The Food Truck Index – an industry that contributes more than $2b nationally – finds that Boston is prohibitively expensive and is overly bureaucratic. The index, reviewed regulations in twenty of America’s largest cities. They focused on the permitting processes and licensing, complying with restrictions and operating a food truck. The findings were based on on fees, trips to government agencies and the number and level of government procedures from nearly 300 food truck operators in the twenty cities.
While I don’t expect (or want) to live in a city where there is no oversight, it seems like Mayor Walsh and the City of Boston are openly hostile to the food trucks. For example, in Denver, food truck operators need to make 8 trips to licensing agencies, follow 10 procedures, and pay an average $811 to get their trucks up and running. In Boston, the average cost in fees is $17,066, and to add insult to injury they must make nearly 3X as many trips (22 trips) to government agencies to ensure they are in compliance with more than 30 procedures.

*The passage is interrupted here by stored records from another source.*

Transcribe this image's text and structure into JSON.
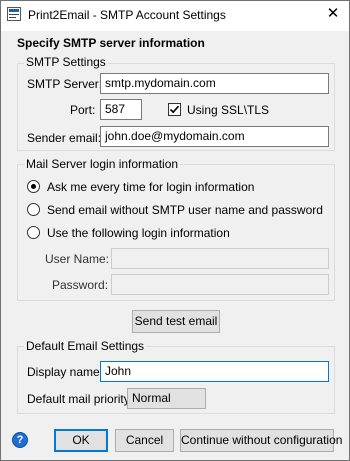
{
  "window": {
    "title": "Print2Email - SMTP Account Settings",
    "close_glyph": "✕"
  },
  "heading": "Specify SMTP server information",
  "smtp": {
    "group_title": "SMTP Settings",
    "server_label": "SMTP Server:",
    "server_value": "smtp.mydomain.com",
    "port_label": "Port:",
    "port_value": "587",
    "ssl_label": "Using SSL\\TLS",
    "ssl_checked": true,
    "sender_label": "Sender email:",
    "sender_value": "john.doe@mydomain.com"
  },
  "login": {
    "group_title": "Mail Server login information",
    "options": [
      {
        "label": "Ask me every time for login information",
        "selected": true
      },
      {
        "label": "Send email without SMTP user name and password",
        "selected": false
      },
      {
        "label": "Use the following login information",
        "selected": false
      }
    ],
    "username_label": "User Name:",
    "username_value": "",
    "password_label": "Password:",
    "password_value": ""
  },
  "test_button": "Send test email",
  "defaults": {
    "group_title": "Default Email Settings",
    "display_label": "Display name:",
    "display_value": "John",
    "priority_label": "Default mail priority:",
    "priority_value": "Normal"
  },
  "footer": {
    "help_glyph": "?",
    "ok": "OK",
    "cancel": "Cancel",
    "continue": "Continue without configuration"
  },
  "colors": {
    "accent": "#0078d7",
    "help": "#1f6fd1"
  }
}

When you compare the out-of-pocket cost for obtaining permits and licenses for a new food truck in Boston it is so incredibly out-of-step to other cities. Even Seattle which ranked 19 out of 20 cities only costs $6,211 (almost 3x less). If you remove both Boston and Seattle from this list, the average cost in fees for the remaining 18 cities is $1,622; Boston’s fees are roughly 10X that amount.
The astronomical cost associated with permitting and licensing doesn’t stop there either because operating a food truck in Boston is estimated to cost nearly $38,000 in Boston (also ranking us last). Realizing that the cost of operating a food truck in a city like Boston is going to be more expensive than many places in the U.S., the least the city could do is make the licensing and permitting process more affordable and less onerous.
Mayor Walsh – Boston can do better than this.